-------- Data extracts

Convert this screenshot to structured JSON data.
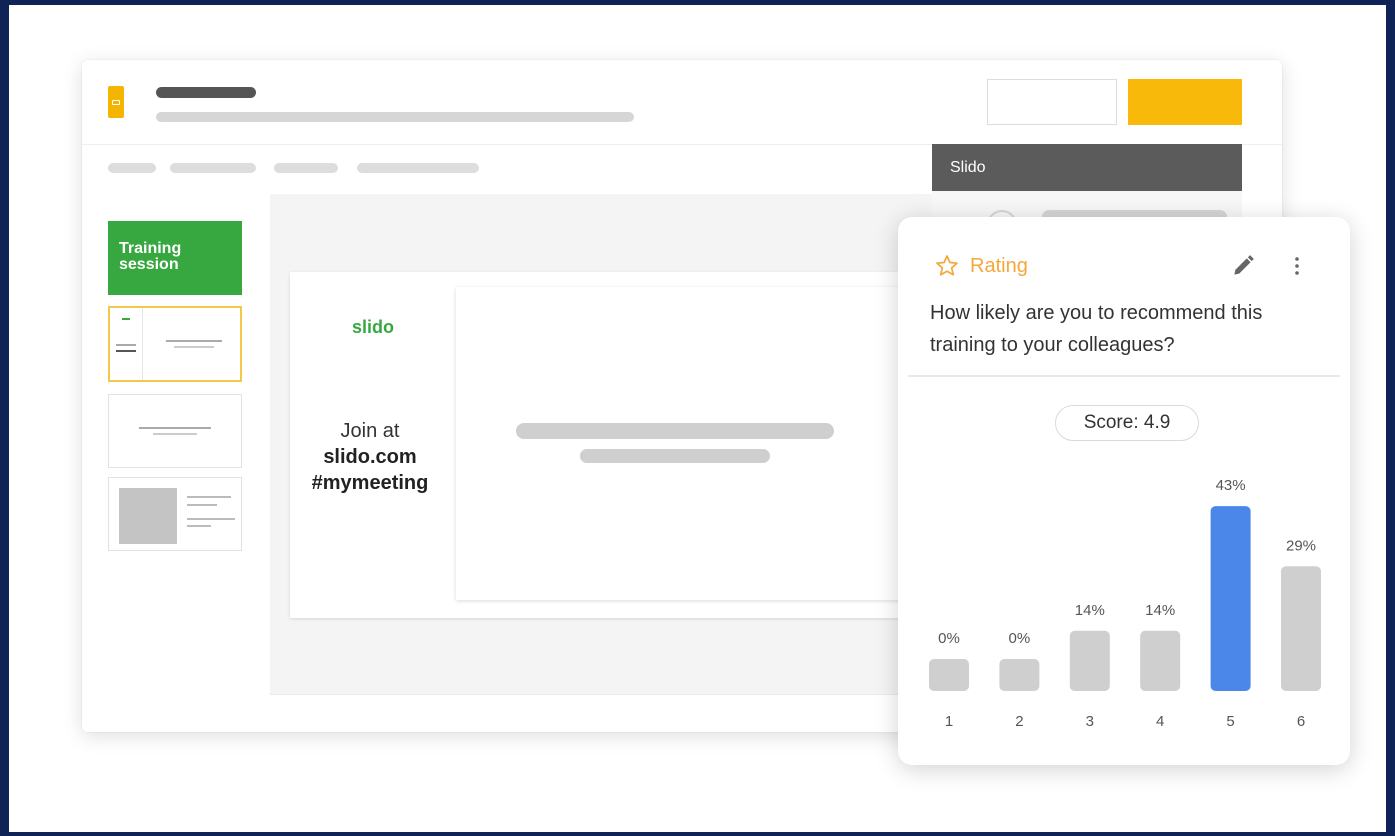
{
  "slido_panel": {
    "title": "Slido"
  },
  "slides": [
    {
      "title": "Training session"
    }
  ],
  "slide": {
    "logo": "slido",
    "join_line1": "Join at",
    "join_line2": "slido.com",
    "join_line3": "#mymeeting"
  },
  "poll": {
    "type_label": "Rating",
    "question": "How likely are you to recommend this training to your colleagues?",
    "score": "Score: 4.9",
    "icons": [
      "star-icon",
      "pencil-icon",
      "more-vertical-icon"
    ]
  },
  "chart_data": {
    "type": "bar",
    "categories": [
      "1",
      "2",
      "3",
      "4",
      "5",
      "6"
    ],
    "values": [
      0,
      0,
      14,
      14,
      43,
      29
    ],
    "value_labels": [
      "0%",
      "0%",
      "14%",
      "14%",
      "43%",
      "29%"
    ],
    "highlight_index": 4,
    "colors": {
      "bar": "#cfcfcf",
      "highlight": "#4b87e8"
    }
  },
  "colors": {
    "frame": "#0f2356",
    "accent_yellow": "#f8b90a",
    "slido_green": "#37a840",
    "rating_orange": "#f4a83a"
  }
}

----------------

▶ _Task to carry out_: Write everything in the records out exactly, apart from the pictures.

▶ _Exercise solution_:
Convert this screenshot to structured JSON data.
{
  "slido_panel": {
    "title": "Slido"
  },
  "slides": [
    {
      "title": "Training session"
    }
  ],
  "slide": {
    "logo": "slido",
    "join_line1": "Join at",
    "join_line2": "slido.com",
    "join_line3": "#mymeeting"
  },
  "poll": {
    "type_label": "Rating",
    "question": "How likely are you to recommend this training to your colleagues?",
    "score": "Score: 4.9",
    "icons": [
      "star-icon",
      "pencil-icon",
      "more-vertical-icon"
    ]
  },
  "chart_data": {
    "type": "bar",
    "categories": [
      "1",
      "2",
      "3",
      "4",
      "5",
      "6"
    ],
    "values": [
      0,
      0,
      14,
      14,
      43,
      29
    ],
    "value_labels": [
      "0%",
      "0%",
      "14%",
      "14%",
      "43%",
      "29%"
    ],
    "highlight_index": 4,
    "colors": {
      "bar": "#cfcfcf",
      "highlight": "#4b87e8"
    }
  },
  "colors": {
    "frame": "#0f2356",
    "accent_yellow": "#f8b90a",
    "slido_green": "#37a840",
    "rating_orange": "#f4a83a"
  }
}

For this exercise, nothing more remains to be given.